A Gourock-based gin brand, inspired by the heritage and craftsmanship of historical Clydeside shipbuilding, is gearing up for overseas trade following a successful launch.
ICC member, Shipyard Gin saw more than 1,000 bottles snapped up in its first few weeks.
Founder Andy Samuel is now in talks with a number of international distributors and clients that could see a significant increase in demand for the spirit over the coming months.
To support with the initial production of such large volumes for a small-batch gin, Andy secured a £12,000 funding package from Transmit Startups, delivered as part of the British Business Bank’s Start-Up Loans programme, which has allowed bottles, labels, and packaging to be acquired in bulk, enabling economies of scale.
This year could see the business expanding into the USA, with customers in port cities such as Chicago and Miami expected to resonate with the brand’s shipyard heritage.
Closer to home, the premium spirit is already proving popular locally with customers in Glasgow and Inverclyde, and other shipbuilding centres such as Liverpool, London and Belfast.
The idea for Shipyard Gin came about during the height of the pandemic when a quiet period for Andy’s wedding videography business meant he could take the time to turn a lifelong dream into reality.
Inspired by his grandfather, who worked in the Clyde shipyards and made wine in his spare time, Andy developed the recipe and partnered with a distiller in Arbroath to have bottles of the gin ready for sale less than a year later.
Andy believes the impact of covid-19 likely played a part in such a successful launch — with a turnover of around £30,000 — as shifting consumer habits mean people are thinking more carefully about spending and showing support for smaller independent businesses.
He said: “Never in my wildest dreams did I expect Shipyard Gin to take off in the way that it did, but in a few short few weeks we delivered quantities that you would usually expect from a small-batch gin in six months or more.
“It was always a pipe-dream to create a local brand that celebrates Inverclyde’s history as a shipbuilding hub and the pandemic gave me the chance to take the leap.
“When I realised how much the margins would be impacted by the ability to place bulk orders for packaging, I applied for support through my high street bank but was unsuccessful.
“I don’t know what I would have done without Transmit and the Start-Up Loans programme.

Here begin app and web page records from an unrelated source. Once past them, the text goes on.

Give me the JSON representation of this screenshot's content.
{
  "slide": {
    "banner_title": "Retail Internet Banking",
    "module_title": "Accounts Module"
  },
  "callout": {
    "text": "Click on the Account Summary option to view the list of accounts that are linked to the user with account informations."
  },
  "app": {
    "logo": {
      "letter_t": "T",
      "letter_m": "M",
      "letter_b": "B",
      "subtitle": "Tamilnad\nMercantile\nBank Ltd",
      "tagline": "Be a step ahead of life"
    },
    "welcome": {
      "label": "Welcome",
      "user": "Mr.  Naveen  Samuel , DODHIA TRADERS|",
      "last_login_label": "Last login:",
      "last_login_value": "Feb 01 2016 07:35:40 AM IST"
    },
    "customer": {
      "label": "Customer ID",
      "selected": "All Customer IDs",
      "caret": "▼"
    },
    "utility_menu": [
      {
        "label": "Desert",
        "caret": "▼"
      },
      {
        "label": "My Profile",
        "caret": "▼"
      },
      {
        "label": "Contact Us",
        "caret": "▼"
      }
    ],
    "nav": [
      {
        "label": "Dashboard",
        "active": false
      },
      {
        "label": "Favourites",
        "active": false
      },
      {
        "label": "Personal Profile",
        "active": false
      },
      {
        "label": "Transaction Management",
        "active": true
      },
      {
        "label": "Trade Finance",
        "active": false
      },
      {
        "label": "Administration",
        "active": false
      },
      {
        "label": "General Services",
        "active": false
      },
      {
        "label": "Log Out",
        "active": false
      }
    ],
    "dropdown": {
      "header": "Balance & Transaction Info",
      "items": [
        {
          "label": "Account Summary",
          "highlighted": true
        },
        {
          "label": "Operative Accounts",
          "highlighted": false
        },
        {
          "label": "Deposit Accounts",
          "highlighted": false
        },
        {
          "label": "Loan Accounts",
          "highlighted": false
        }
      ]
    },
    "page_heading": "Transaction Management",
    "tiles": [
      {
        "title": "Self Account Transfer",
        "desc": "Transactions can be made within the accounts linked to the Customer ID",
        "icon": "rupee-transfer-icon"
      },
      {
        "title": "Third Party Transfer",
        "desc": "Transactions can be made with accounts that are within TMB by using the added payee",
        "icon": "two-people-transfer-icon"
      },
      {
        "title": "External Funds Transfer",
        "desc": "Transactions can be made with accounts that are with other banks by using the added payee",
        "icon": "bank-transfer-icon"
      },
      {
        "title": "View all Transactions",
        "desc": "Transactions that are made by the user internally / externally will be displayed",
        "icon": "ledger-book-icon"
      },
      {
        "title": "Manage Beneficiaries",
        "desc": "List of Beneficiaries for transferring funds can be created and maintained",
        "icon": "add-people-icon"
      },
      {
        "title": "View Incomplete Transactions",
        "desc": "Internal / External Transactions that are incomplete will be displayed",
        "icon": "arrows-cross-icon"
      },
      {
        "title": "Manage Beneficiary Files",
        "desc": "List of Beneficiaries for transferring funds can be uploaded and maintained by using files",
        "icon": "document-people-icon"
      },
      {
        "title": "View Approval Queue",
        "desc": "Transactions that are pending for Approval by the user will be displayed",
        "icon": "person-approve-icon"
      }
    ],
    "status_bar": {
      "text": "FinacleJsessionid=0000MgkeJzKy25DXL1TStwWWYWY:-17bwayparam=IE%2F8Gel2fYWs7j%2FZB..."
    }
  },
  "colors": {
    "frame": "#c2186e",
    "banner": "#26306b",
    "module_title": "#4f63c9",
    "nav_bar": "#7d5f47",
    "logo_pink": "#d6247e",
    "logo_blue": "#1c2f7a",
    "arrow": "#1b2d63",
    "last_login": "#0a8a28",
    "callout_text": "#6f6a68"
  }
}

The funding has accelerated my success over such a short space of time and is allowing me to now think about what comes next, beyond Scotland.
“Scotland has strong connections with the USA, and combined with their own shipbuilding heritage, I’m hopeful that Shipyard Gin will soon be stocked in a number of hotels and bars across the pond.
“International contracts will further the business case for expansion in the UK too, and could even lead to the creation of a local distillery if demand exceeds the current capability.”
Shipyard Gin is one of more than 60 businesses in Inverclyde to have received a Start-Up Loan since the scheme launched in 2012.
Mark Sterritt, UK network director for Scotland at the British Business Bank, said: “The Start-Up Loans initiative was designed to enable entrepreneurs like Andy to access funding through alternative avenues, helping local businesses to thrive.
“Shipyard Gin is a great example of how someone’s lifelong ambition can become a reality with the right support, including a range of resources provided through our network of delivery partners to help with business plans, accounting, marketing and more.”
Peter Corr, Andy’s business adviser at Transmit Startups, said: “It’s always a pleasure to work with people who recognise exactly what makes their business special and Andy is a great example of that.
“His business plan really impressed me because of the strong brand he had created, based on the traditions and work ethic of the local shipyards. This will help him to stand out in the market and will no doubt win him fans around the world. It’s a good feeling to have played a small part in that journey.”